1. DISCERNMENT - In verse 12, David tells Solomon “Only [or Above all] may the Lord grant you discretion and understanding… that you may keep the law and be careful to observe his commands.” To discover our purpose and to rediscover it when we’ve lost it, we need discretion and understanding above all. These two words taken together from a pair that could be translated “discernment.” This is an encouragement - if we struggle with the question of purpose, be encouraged - it doesn’t come easily, it’s the reward of careful discernment, reflection and care. This is also a warning, if we always have a quick reply, the perfect tweet, the post and the right answer to everything, we are likely not helping God’s purpose but hurting it.
2. COMMUNITY - The charge David gives is not just to Solomon alone but is given to all the leaders of Israel. This is a national purpose. This is a communal purpose. It cannot be accomplished by 1 person – even someone as powerful, wise, discerning, wealthy and resourced as Solomon. He needs help. From this we learn that purpose requires community. Meaningful purpose + meaningful relationships = a meaningful and satisfying life. This is how God designed us. It’s how God designed the church - to be a community on mission together. Community leads us to, reminds us of and encourages us to stay on course in the purpose God has given us.
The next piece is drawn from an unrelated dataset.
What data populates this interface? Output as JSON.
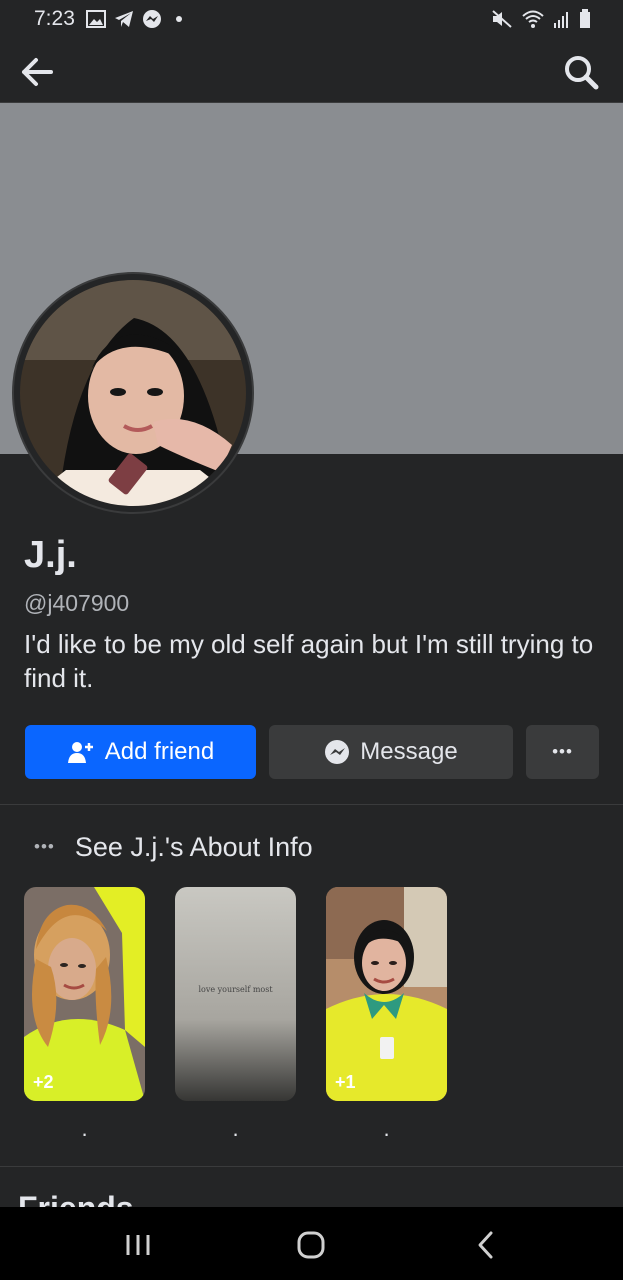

3. SACRIFICE - In verse 14, David tells Solomon “with great pains I have provided for the house of the Lord.” The amount of gold and silver listed are astronomical for this time. He tells Solomon, “To these you must add.” David’s sacrifice of his time and wealth was for his son and all of Israel a model for what will lead them into God’s purpose. Purpose is found not holding onto things, not by looking for what we can gain out of life but by giving, losing + sacrifice. It is in giving ourselves away that we find our purpose. Nothing reminds us of this purpose more than heroic sacrifice. Here David was the hero, but his sacrifice was but a faint shadow of the sacrifice of the greater David to come – Jesus. In laying down his life for us, Jesus shows us his great purpose for us – to sacrifice his life to cover our self-centeredness and bring us into the presence of God. No matter how far we have strayed from God’s purpose for us, because of Jesus’ sacrificial love, we can always rediscover God’s forgiving grace and his call to be carriers of this grace into the world.
QUESTIONS FOR DISCUSSION
1. What about the sermon most impacted you or left you with questions?
2. Do you struggle with giving God your purposes and dreams and asking him to bless them rather than first finding God’s purpose and asking him to show your part in it? How might this be keeping you from discovering purpose in your life or parts of your life?
3. Where do you feel most afraid, inadequate and weak to make God’s presence and glory central to your life or to take God’s glory and presence to others? Think about your relationships - marriage, parenting, work or an area in need of change in your life. How might God be leading to admit your fear and weakness and pursue his purpose in this area of your life?
4. Do you agree that Christians are not often regarded as bringing a voice of discernment to difficult cultural matters? How can we better demonstrate what discretion and careful thought look like? Where in your life do you most need discernment now?
5. How does heroic sacrifice remind us of our purpose in life? How does Jesus’ sacrificial love for us remind us of why we are here? How does this help us live sacrificially wherever God calls us? (For a story of heroic sacrifice, Read Jack Beaton’s story - http://www.latimes.com/politics/la-na-jack-beaton-20170803-story.html)